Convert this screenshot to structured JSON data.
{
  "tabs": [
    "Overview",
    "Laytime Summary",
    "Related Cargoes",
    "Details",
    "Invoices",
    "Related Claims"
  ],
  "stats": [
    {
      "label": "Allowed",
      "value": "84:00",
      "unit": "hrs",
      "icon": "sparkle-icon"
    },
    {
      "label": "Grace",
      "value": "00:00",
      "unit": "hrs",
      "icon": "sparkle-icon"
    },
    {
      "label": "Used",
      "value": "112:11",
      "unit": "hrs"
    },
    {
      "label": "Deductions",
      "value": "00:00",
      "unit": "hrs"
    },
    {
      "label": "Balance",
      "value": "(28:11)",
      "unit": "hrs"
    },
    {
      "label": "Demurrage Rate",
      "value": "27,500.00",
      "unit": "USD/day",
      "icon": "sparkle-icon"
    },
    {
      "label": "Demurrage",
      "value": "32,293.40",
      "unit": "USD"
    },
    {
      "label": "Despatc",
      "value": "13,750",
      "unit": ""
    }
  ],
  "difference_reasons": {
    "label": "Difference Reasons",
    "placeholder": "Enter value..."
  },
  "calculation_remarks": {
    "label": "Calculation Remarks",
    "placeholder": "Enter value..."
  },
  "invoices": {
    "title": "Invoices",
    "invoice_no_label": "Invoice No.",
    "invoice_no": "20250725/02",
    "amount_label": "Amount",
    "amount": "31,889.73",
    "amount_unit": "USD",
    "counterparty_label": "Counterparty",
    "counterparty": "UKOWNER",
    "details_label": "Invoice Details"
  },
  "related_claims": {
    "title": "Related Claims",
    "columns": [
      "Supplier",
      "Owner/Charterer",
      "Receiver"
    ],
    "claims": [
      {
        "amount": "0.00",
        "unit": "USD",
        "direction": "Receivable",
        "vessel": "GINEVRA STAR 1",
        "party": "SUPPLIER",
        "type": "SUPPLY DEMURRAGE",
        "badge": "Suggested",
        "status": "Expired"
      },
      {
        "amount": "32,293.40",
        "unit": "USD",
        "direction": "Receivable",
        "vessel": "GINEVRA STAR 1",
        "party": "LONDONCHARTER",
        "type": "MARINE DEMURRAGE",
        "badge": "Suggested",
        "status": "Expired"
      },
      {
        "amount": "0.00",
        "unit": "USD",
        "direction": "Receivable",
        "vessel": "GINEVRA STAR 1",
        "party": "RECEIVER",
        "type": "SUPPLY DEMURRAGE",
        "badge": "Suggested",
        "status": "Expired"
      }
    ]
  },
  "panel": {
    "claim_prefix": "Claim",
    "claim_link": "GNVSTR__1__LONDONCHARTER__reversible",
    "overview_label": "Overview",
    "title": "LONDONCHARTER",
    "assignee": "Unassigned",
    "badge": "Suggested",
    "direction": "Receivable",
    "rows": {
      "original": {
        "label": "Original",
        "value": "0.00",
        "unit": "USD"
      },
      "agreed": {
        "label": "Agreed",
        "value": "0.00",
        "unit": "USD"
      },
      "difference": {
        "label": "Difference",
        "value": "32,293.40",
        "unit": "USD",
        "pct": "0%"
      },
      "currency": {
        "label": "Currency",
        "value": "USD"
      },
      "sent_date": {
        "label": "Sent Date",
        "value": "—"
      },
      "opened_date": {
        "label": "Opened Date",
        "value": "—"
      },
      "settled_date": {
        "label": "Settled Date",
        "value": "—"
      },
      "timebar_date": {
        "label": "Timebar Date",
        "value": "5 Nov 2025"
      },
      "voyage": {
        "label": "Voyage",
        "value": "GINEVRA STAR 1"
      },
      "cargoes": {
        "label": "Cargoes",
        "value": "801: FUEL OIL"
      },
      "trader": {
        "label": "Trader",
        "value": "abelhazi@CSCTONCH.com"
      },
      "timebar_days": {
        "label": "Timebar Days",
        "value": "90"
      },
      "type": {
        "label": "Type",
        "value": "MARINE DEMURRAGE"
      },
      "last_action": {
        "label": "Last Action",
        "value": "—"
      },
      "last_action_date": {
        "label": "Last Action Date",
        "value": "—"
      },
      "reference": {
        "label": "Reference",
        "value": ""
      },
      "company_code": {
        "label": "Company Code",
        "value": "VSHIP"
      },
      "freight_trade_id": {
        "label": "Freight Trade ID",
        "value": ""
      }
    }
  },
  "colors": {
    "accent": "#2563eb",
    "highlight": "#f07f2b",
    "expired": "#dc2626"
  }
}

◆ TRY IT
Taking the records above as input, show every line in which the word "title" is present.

◆ COMPLETED EXERCISE
    "title": "Invoices",
    "title": "Related Claims",
    "title": "LONDONCHARTER",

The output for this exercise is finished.